I am following the 2nd Psalm through the Bible, to see what it can teach me. The first lesson was one of hope in Christ, and underscored the absolute futility of fighting against Him.The second citation on my list uses verse seven. Really, only a part of the verse:
Paul uses this as a part of a powerful testimony of Christ. He had come to Antioch, and was invited to teach. It's all recorded in Acts 13:16-43. He begins by sketching the history of Israel from the Exodus to David, and then from David to Christ. This is bold stuff; the Jews at this time largely had rejected Christ. Paul shows how David knew of Christ, and had understood His mercy. Paul tells his audience:
Thou art my Son; this day have I begotten thee.
It's an interesting passage. Paul is on one of his missionary journeys, and is preaching in Antioch. Antioch is known for being a place where lots of Gentiles were converted, but in this particular instance, Paul is speaking primarily to Jews. He reminds them of their history, and then connects that history to Christ. There's lots of interest, among both Jews and Gentiles, but there's trouble too: the leaders of the Jews are jealous that so many, "almost the whole city together," want to hear about Christ. It is ironic, then, that not only do the Jews reject the message, but they conspire to have Paul and Barnabas expelled from the city, forcefully reminding me of the first and second verses in the 2nd Psalm:
38 Be it known unto you therefore, men and brethren, that through this man is preached unto you the forgiveness of sins:
39 And by him all that believe are justified from all things, from which ye could not be justified by the law of Moses.
Why do the heathen rage, and the people imagine a vain thing?
The kings of the earth set themselves, and the rulers take counsel together, against the Lord, and against his anointed...
In spite of the machinations of these people, the city becomes a center of Christian activities, and even a place where persecuted Christians flee. Truly, the Lord is the "king upon my holy hill(Ps. 2:6)". Evil's bounds are set. As I study this chapter, I see that over and over. Evil can only go so far as the Lord permits. Charles Penrose, who was later called to the apostleship, said it this way:
Somewhere about this point in my study, I ended up with the following scripture chain, centered on verse 4, which was a difficult verse for me. "Derision" is not a word that I would have associated with the Lord. As I studied, I came to the conclusion that it's all about power imbalance. Those who fight against the Lord set themselves up in opposition to God, Himself. They are so over-matched. A flea would stand a better chance of thwarting an elephant.

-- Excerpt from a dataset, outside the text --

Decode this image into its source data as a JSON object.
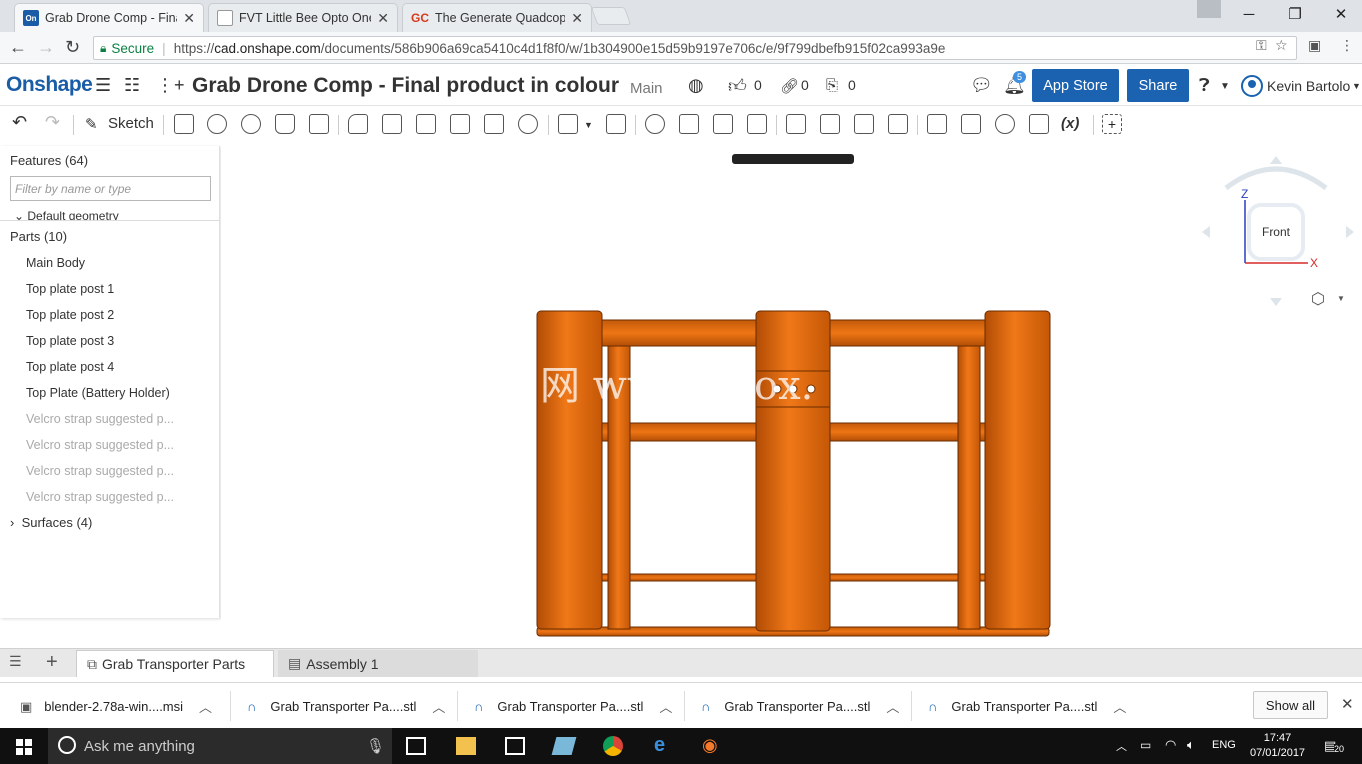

The kingdoms of this world are great and powerful. They have their armies and navies. They are organized after the fashion of man to plunder and lay waste. But all the nations of the earth are in the hands of the Great Eternal. ... They will go ahead and carry out their designs as far as the Lord pleases to allow them and no further. “Hitherto shalt thou come, and no further: and here shall thy proud waves be stayed?” He that spoke to the wind and the waves can speak to the blast of human passion and the breakers of human wrath, bid them go no further, and say, when He pleases; “Peace, be still.” -Charles W. Penrose, JD 25:338a
He that sitteth in the heavens shall laugh: the Lord shall have them in derision.
So here is the scripture chain that I found as I looked through talks given by the various brethren that have been archived on the LDS Citation Index. I can't take any particular credit for knowing these; these are verses referenced in the same talks that referenced verse four, which I found as I looked at the talks trying to understand the verse: